Eleven-year old Dini loves movies—watching them, reading about them, trying to write her own—especially Bollywood movies. But when her mother tells her some big news, it does not at all jive with the script of her life she has in mind. Her family is moving to India…and, not even to Bombay, which is the center of the Bollywood universe and home to Dini’s all-time most favorite star, Dolly. No, Dini is moving to a teeny, tiny village she can’t even find on a map. Swapnagiri. It means Dream Mountain and it only looks like a word that’s hard to pronounce. But to that open-minded person who sounds the name out, one letter at a time, it falls quite handily into place: S-w-a-p-n-a-g-i-r-i. An honest sort of name, with no surprise letters waiting to leap out and ambush the unwary. That doesn’t mean there aren’t surprises in Swapnagiri like mischievous monkeys and a girl who chirps like a bird—and the biggest surprise of all: Dolly. So now, Dini is hard at work on a new script, the script in which she gets to meet the amazing Dolly. But, life is often more unpredictable than the movies and when Dini starts plotting her story things get a little out of control. This is a joyful, lively Bollywood inspired story is full of colorful details, delicious confections and the wondrous, magical powers of coincidence. Uma Krisnaswami will have you smiling from ear to ear.
See the review at WOW Review, Volume IV, Issue 4
In this Ivory Coast legend, Api and her family are repaid for their kindness to a stranger with a mysterious warning to leave their village and go to the other side of the river Amman.
Saddened by the death of their special friend, the very old man who told them stories and jokes, the village children decide to go against custom and plant a tree for him in the Forest of the Ancestors.
The author of The Girl Who Wore Too Much retells the folktale of the gecko who complains to the village chief that the fireflies keep him awake at night but then learns that in nature all things are connected.
The children in Madagascar rejoice in life’s natural gifts–singing, working in the fields, helping their parents, and playing with lizards. Divided into three sections: “We Live!”, “We Grow!” and “We Feel!”,Torina’s World: A Child’s Life in Madagascar offers a glimpse into daily life in a Malagasy village and encourages children in Western culturesw to examine and reflect on life in a developing country.Ten years ago, author and photographer Joni Kabana spent a month in Madagascar.

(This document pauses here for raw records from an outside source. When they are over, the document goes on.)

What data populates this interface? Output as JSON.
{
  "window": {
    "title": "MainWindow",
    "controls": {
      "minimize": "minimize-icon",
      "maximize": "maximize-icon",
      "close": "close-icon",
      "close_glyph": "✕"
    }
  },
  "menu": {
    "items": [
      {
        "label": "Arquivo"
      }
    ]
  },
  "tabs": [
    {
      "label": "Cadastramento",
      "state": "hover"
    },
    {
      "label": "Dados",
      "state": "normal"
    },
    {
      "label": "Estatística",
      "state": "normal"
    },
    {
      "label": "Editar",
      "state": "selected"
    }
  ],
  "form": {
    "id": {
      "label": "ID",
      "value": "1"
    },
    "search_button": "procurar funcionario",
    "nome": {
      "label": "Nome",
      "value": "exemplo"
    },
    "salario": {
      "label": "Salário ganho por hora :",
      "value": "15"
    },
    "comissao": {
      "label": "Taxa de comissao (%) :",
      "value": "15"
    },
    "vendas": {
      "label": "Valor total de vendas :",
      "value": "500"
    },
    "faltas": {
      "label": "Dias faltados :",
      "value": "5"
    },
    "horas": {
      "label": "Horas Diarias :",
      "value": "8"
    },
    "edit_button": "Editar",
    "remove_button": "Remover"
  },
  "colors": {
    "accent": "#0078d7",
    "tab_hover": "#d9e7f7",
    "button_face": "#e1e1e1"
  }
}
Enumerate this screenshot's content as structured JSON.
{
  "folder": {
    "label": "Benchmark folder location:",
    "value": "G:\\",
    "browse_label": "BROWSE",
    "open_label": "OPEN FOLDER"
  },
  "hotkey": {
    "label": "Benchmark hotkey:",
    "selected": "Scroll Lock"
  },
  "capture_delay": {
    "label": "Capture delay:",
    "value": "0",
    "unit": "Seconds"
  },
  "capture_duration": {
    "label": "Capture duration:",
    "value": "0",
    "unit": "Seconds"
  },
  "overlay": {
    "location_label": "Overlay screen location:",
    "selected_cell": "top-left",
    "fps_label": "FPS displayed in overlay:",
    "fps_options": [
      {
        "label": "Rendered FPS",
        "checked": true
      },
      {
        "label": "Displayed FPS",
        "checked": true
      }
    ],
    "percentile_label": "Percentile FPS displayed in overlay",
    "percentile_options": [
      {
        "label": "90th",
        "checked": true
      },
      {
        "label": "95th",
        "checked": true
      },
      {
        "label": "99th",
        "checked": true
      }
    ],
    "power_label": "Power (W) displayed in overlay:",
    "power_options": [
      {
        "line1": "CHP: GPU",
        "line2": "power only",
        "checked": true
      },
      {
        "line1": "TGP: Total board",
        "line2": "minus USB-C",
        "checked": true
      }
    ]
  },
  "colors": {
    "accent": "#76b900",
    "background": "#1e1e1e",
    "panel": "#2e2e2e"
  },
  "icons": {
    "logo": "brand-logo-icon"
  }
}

Her intention was to bring back images for her children showing how other children live. Torina, an eight-year-old Malagasy girl, acted as Joni’s guide into this world. Back home, Joni’s nine-year-old son, Benjamin Opsahl, helped edit the images and added simple, yet profound text that will engage readers across the world.Torina is now eighteen. She still lives in a small hut with her mother, father and six brothers. Her desire to further her education has been hindered by a lack of financial resources, thus a portion ofthe proceeds from book sales will provide funding for her education as well as othr educational activiities in Madagascar. Celebrate diversity with Torina’s World, and join with readers young and old in embracing a multi-cultural perspective.To learn more about Torina, her life in Madagascar, and fundraising efforts visit www.torinasworld.com
In a village in Chile, Pedro and Daniel are two typical nine-year-old boys. Up until Daniel’s father gets arrested, their biggest worry had been how to improve their soccer skills. Now, they are thrust into a situation where they must grapple with the incomprehensible: dictatorship and its inherent abuses. This sensitively realized story touches a nerve and brings home the uncomfortable fact that some children do encounter issues of this magnitude. Here, deft realism is brought to the page by Antonia Skarmeta’s story and the edgy drawings of Alfonso Ruano, portraying a child’s view of a repressive society. The Composition is a winner of the Americas Award for Children’s Literature and the Jane Addams Children’s Book Award.
This book has been included in WOW’s Kids Taking Action Booklist. For our current list, visit our Boolist page under Resources in the green navigation bar.
In a drab village nestled between the mountains and the sea, an old chocolate maker lives alone with his cat, making uninspired chocolates to display in his dusty shop. One day he does something different and makes chocolate mice with crunchy pink-sugar tails—but he won’t eat them. Cat soon discovers there’s something truly special about these little mice, and everyone who tastes them is inspired to create something new and different, something the little village has never seen.